The Psychology Behind Lasting Personal Growth

January 3, 2018

Business & Management, Social Sciences & Humanities

This is an excerpt from Boost! How the Psychology of Sports Can Enhance Your Performance in Management and Work, a book by Prof. Michael Bar-Eli, chair of BGU’s Department of Business Administration and the Nat Holman Chair in Sports Research at the Guilford Glazer Faculty of Business and Management.  

Prof. Michael Bar-Eli

How can we change our expectations of our own efficacy, or ability to produce a desired result from “No, I cannot” to “Yes, I can”?

One important source is called “vicarious experiences.” Here, people obtain efficacy information by observing or imagining others engaging in a task that the observers themselves do not perform.

Vicarious sources of efficacy information (that is, witnessing others successfully completing a task) are weaker than performance accomplishments of the observers themselves, but they are still of substantial importance in enhancing one’s self-efficacy.

A great example for this source comes from Major General Avihu Ben- Nun (born 1939), who was the 11th commander of the Israeli Air Force from 1987 to 1992. In 1995 he too was diagnosed with Parkinson’s disease. Unlike other celebrities with Parkinson’s who often try to hide their disease, Ben-Nun announced it publicly, thereby serving as an inspiration for many others fighting the decease. I often use Ben- Nun’s struggle against Parkinson’s as a model; I tell myself that if he can handle it, evidently for so many years, I can, too!

The strongest source, and the most dependable foundation of self-efficacy judgments, however, is “performance accomplishments,” also known as “enactive mastery experiences.” Performance accomplishments refer to clear successes and failures, which provide the most influential source of efficacy information and the most authentic evidence on which we can build robust beliefs about personal efficacy.

If such experiences are generally successful, they will raise the level of self-efficacy; repeated failure will result in lower efficacy expectations.

For example, Parkinson’s disturbs my daily activities and functions for a number of hours every day. I set a goal, however, to increase the number of Parkinson’s- free hours per day (or at least keep this number stable) by regulating my body and mind through medication, rest, physical activ­ity, and joyful intellectual activities, such as writing this book.

Success in achieving this goal increases my confidence, not only in my ability to gain more Parkinson’s-free hours, but also in my ability to successfully reduce the Parkinson’s influence on my life in general.

The performance accomplishments source demonstrates not only that reality (i.e., one’s performance) can foster one’s expectations, but also that expectations (i.e., self-efficacy) can foster reality.
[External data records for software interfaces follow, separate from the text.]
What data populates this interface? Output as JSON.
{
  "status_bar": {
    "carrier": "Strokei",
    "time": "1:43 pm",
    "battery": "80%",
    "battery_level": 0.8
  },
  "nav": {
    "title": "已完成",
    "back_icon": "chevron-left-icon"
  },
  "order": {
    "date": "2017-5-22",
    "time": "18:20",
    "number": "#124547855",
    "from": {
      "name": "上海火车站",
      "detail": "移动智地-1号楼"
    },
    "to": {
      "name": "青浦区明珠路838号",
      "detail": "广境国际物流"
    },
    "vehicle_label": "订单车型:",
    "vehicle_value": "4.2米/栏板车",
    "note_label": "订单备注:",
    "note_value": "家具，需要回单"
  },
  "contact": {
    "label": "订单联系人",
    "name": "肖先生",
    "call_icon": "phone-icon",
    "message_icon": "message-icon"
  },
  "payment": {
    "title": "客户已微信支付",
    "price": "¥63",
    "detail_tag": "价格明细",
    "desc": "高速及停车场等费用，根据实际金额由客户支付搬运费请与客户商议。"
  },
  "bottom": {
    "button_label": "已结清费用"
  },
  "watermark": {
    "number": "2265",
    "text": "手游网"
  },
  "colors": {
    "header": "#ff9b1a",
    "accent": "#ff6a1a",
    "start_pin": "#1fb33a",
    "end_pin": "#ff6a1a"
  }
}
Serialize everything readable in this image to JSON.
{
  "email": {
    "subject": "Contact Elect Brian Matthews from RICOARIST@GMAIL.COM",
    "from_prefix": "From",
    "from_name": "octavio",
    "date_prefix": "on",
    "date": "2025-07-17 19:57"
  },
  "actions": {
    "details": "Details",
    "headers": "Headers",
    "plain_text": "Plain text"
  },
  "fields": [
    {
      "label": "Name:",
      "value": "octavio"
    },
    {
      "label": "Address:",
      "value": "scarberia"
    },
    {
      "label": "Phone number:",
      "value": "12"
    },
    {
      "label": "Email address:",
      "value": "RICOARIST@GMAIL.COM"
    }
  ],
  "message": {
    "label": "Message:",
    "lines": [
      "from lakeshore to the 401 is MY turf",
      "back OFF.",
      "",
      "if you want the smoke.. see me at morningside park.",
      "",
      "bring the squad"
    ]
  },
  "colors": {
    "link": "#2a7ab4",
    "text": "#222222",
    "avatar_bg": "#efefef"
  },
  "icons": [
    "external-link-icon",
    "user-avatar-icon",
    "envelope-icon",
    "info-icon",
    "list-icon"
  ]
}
This situation results in a “performance-efficacy cycle” that may account for our ability to cope with increasingly difficult problems: you wipe out a small problem, successfully coping with it; then you wipe out a somewhat bigger one, and so on.

Read the full excerpt on the Oxford University Press blog (OUPblog) >>